On April 7, 2018, Williamsburg and Whitley County leaders will dedicate a historical marker near the present-day courthouse in honor of Samuel Cox, who is celebrated as the “Father of Williamsburg,” but who was Samuel Cox?
Cox, who is known as the father of Williamsburg and its first resident, was a soldier, father, ferry operator and tavern owner among other hats that he wore throughout his life.
He was born in 1756, the son of Samuel Cox Sr. and Harrah Weringhton.
Samuel married his Uncle Solomon’s daughter, Martha, who was born in 1778 and more than 20 years his junior.
Thanks to the marriage, Martha was excluded from Cane Creek Quaker Church in North Carolina because she married her first cousin.
Samuel got expelled from the same church on June 1, 1781, for joining a group called the “Regulators,” which was an organization formed by the citizens to resist taxes and unreasonable lawyer fees.
Samuel Cox served as a Revolutionary War soldier for three years with the 3rd Virginia Regiment and the 7th Virginia Regiment.
In 1797, he received a military grant of 100 acres from the state of Kentucky.
After receiving the land grant, Samuel, Martha and their six children at the time: Anna, Sarah, Samuel III, Nathan, Ruth and Jane then left Cane Creek, North Carolina, for the Bluegrass State.
They travelled the Wilderness Trail through Cumberland Gap, then down the Cumberland River another 50 miles, where they settled on the west bank of the river.
The home they built was located near where the present day Whitley County Judicial Center now sits.
On Jan. 17, 1818, the Kentucky General Assembly approved an act forming Whitley County out of a portion of Knox County effective April 1, 1818.
Although the Kentucky General Assembly designated Whitley County on Jan. 17, 1818, there were still many details to be worked out, such as where to put the county seat.
A commission travelled looking at several different locations, such as Lynn Camp Creek between present day Corbin and Woodbine, Pleasant View, Boston and Jellico Creek.
Cox, who was building a ferry and already had a tavern built, suggested to the committee that the site of his property would be a good place for the county seat. After a lengthy meeting at Cox’s tavern, the commission was convinced to locate the county seat on his property.
Cox’s willingness to donate six acres of land where a courthouse and county offices could be constructed also likely played a role in the commission’s decision.
The current courthouse sits on some of the same six acres of land that Cox donated in 1818.
Cox also offered lots for sale for the formation of the city, which had several names during its early days, including Spring Ford, Cox’s Crossing, Whitley Courthouse and Williamsburgh. In 1890, the spelling of the city’s name was changed to Williamsburg.
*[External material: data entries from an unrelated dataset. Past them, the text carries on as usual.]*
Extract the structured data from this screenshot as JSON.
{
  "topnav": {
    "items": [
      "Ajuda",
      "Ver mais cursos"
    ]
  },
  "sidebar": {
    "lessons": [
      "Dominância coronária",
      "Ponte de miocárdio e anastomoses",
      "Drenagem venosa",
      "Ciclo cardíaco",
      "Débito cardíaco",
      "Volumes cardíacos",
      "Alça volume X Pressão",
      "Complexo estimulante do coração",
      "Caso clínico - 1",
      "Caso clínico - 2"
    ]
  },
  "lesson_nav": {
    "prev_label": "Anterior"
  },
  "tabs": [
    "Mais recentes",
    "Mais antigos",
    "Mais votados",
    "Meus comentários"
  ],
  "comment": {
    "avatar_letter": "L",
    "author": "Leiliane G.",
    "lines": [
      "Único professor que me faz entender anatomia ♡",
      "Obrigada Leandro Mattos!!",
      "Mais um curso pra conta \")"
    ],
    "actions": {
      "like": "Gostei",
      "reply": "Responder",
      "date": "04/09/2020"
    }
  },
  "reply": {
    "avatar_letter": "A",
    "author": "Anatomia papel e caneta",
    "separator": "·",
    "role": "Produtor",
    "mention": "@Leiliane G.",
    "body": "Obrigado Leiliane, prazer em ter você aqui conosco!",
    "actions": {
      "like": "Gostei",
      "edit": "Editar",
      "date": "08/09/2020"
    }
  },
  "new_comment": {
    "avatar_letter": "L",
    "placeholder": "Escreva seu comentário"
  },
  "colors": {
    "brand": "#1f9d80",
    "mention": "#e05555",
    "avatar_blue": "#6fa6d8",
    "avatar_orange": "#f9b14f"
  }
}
The first day of court was held at Cox’s home on April 20, 1818, but it wasn’t until June 15, 1818, that the report of the commission selecting Williamsburg as the county seat was actually made part of the record.
On June 26, 1818, Cox, Edward Reilly and Joseph Gillis were appointed to lay off the town of Williamsburg and a public square for erecting a courthouse and other necessary buildings.
Samuel Cox’s death
Samuel and Martha had three other children after they arrived in Kentucky: Zacharias in 1798, Levi in 1800, and William in 1803.
Samuel Cox died on July 29, 1832, and was buried near the old Williamsburg Rescue Squad building, which is located near South Seventh Street. It is now owned by the University of the Cumberlands.
The exact location of the grave is unknown as there is no grave marker or tombstone there.
After Samuel died, Martha moved to Livingston County, Missouri, along with others from Whitley County.
She died on March 19, 1845, and is buried in the Liggett Cemetery in Chillicothe, Missouri. Her son, Thomas, was also buried there.